Action item -> All entries below are to be written out again exactly, but no picture is to be copied.

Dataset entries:
........
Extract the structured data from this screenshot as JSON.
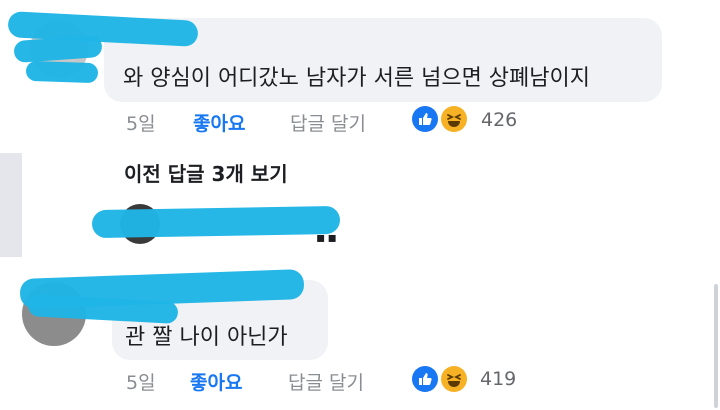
{
  "comment1": {
    "author": "",
    "text": "와 양심이 어디갔노 남자가 서른 넘으면 상폐남이지",
    "time": "5일",
    "like_label": "좋아요",
    "reply_label": "답글 달기",
    "reaction_count": "426"
  },
  "thread": {
    "prev_replies_label": "이전 답글 3개 보기"
  },
  "comment2": {
    "author": "",
    "text": "관 짤 나이 아닌가",
    "time": "5일",
    "like_label": "좋아요",
    "reply_label": "답글 달기",
    "reaction_count": "419"
  },
  "colors": {
    "like_blue": "#1877f2",
    "haha_yellow": "#f7b125",
    "bubble_bg": "#f0f2f5",
    "redaction_cyan": "#1fb5e6"
  },
  "icons": [
    "like-reaction-icon",
    "haha-reaction-icon"
  ]
}
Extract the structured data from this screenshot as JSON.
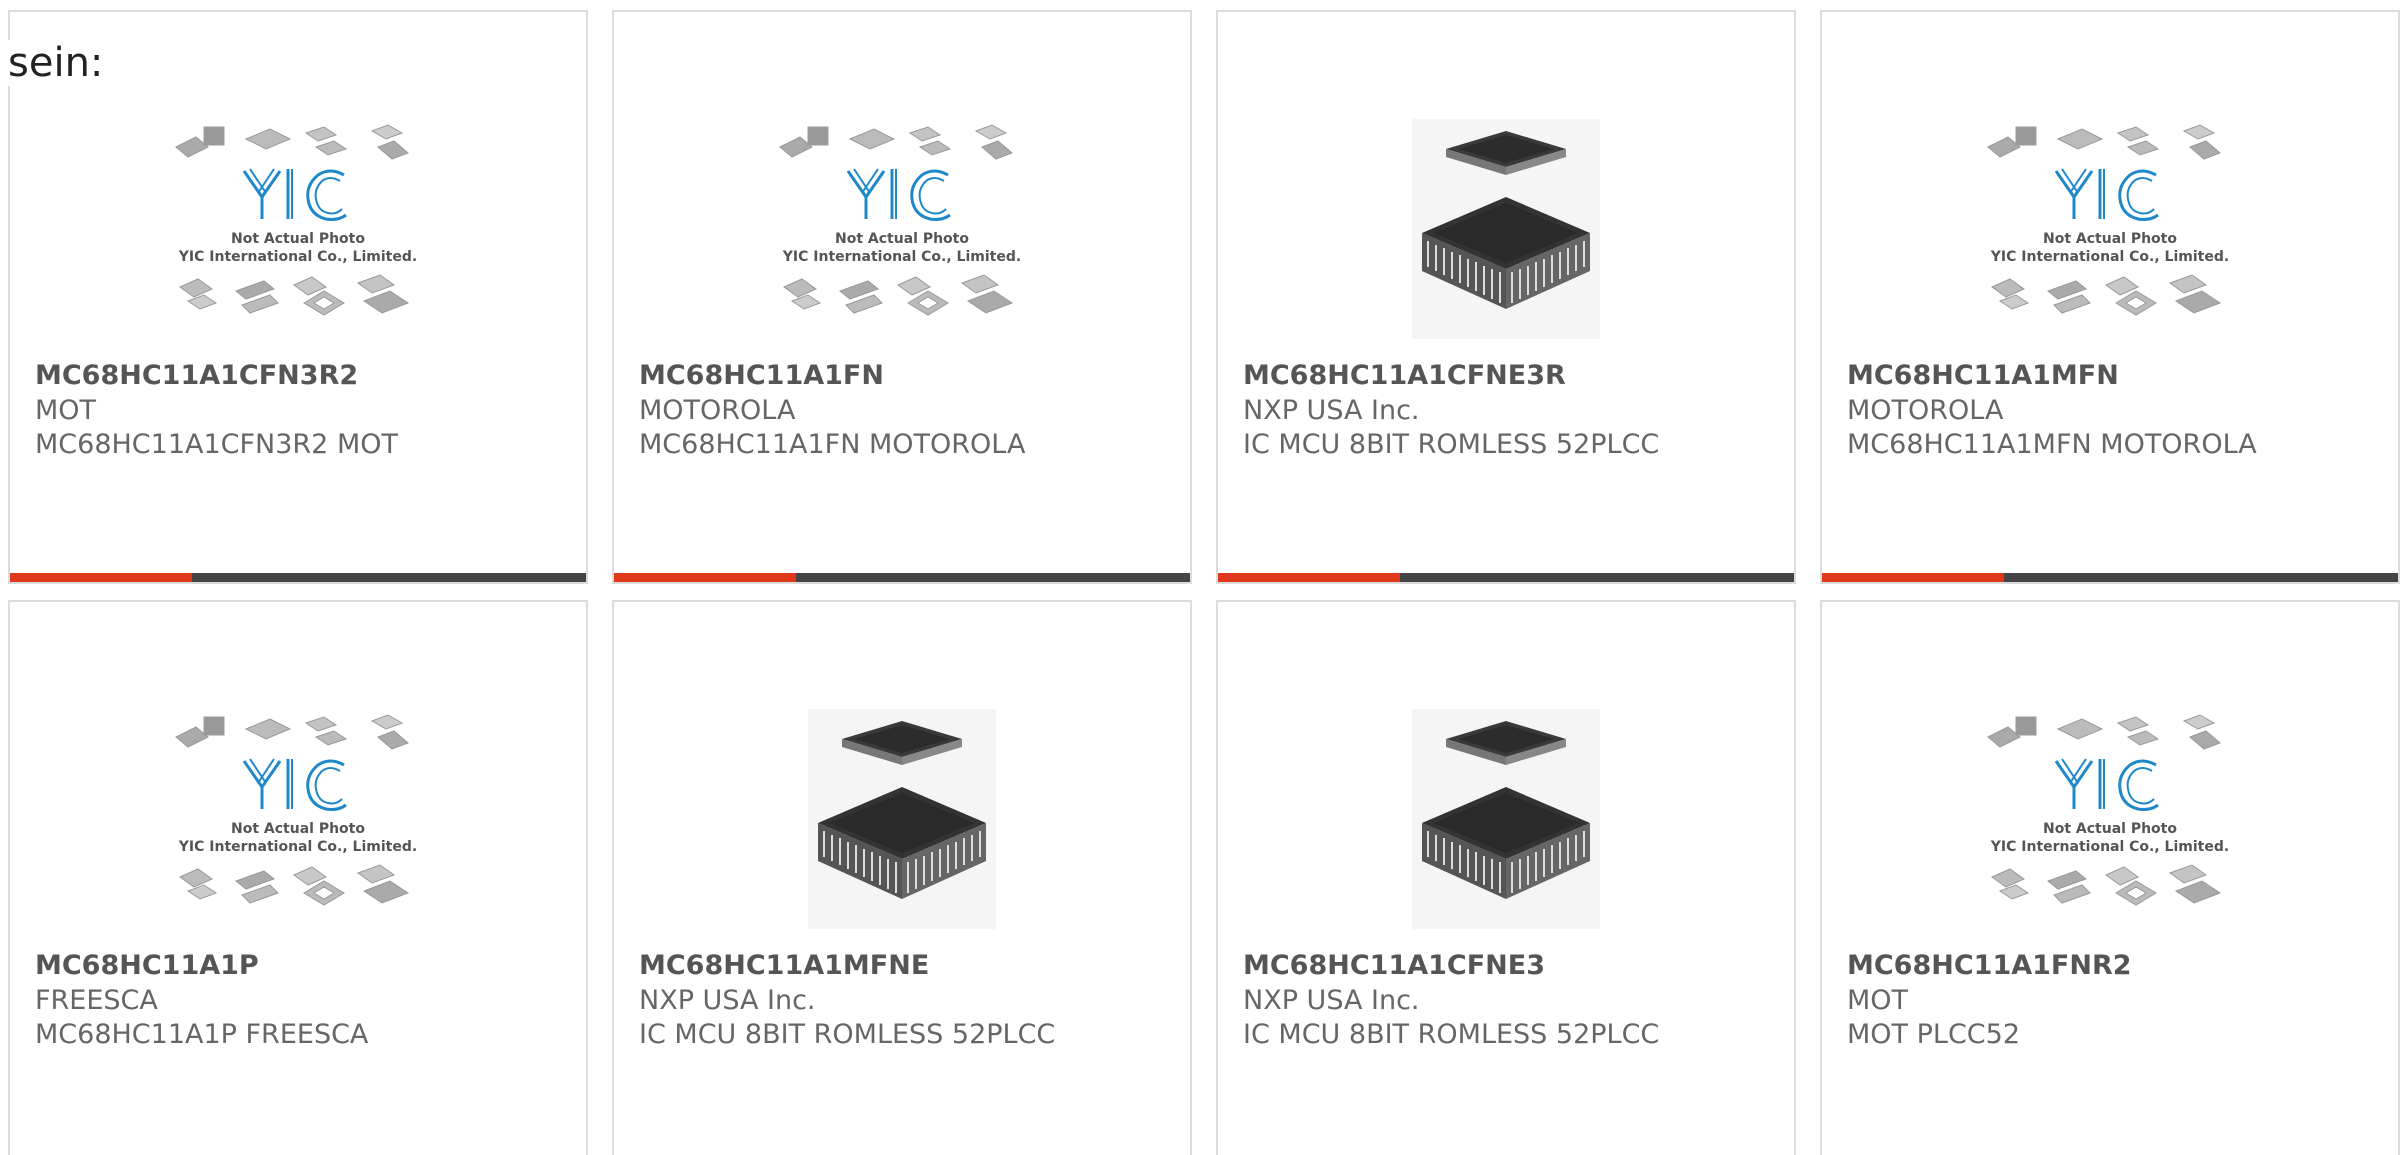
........
Exercise solution ->
Extract the structured data from this screenshot as JSON.
{
  "comment1": {
    "author": "",
    "text": "와 양심이 어디갔노 남자가 서른 넘으면 상폐남이지",
    "time": "5일",
    "like_label": "좋아요",
    "reply_label": "답글 달기",
    "reaction_count": "426"
  },
  "thread": {
    "prev_replies_label": "이전 답글 3개 보기"
  },
  "comment2": {
    "author": "",
    "text": "관 짤 나이 아닌가",
    "time": "5일",
    "like_label": "좋아요",
    "reply_label": "답글 달기",
    "reaction_count": "419"
  },
  "colors": {
    "like_blue": "#1877f2",
    "haha_yellow": "#f7b125",
    "bubble_bg": "#f0f2f5",
    "redaction_cyan": "#1fb5e6"
  },
  "icons": [
    "like-reaction-icon",
    "haha-reaction-icon"
  ]
}
Extract the structured data from this screenshot as JSON.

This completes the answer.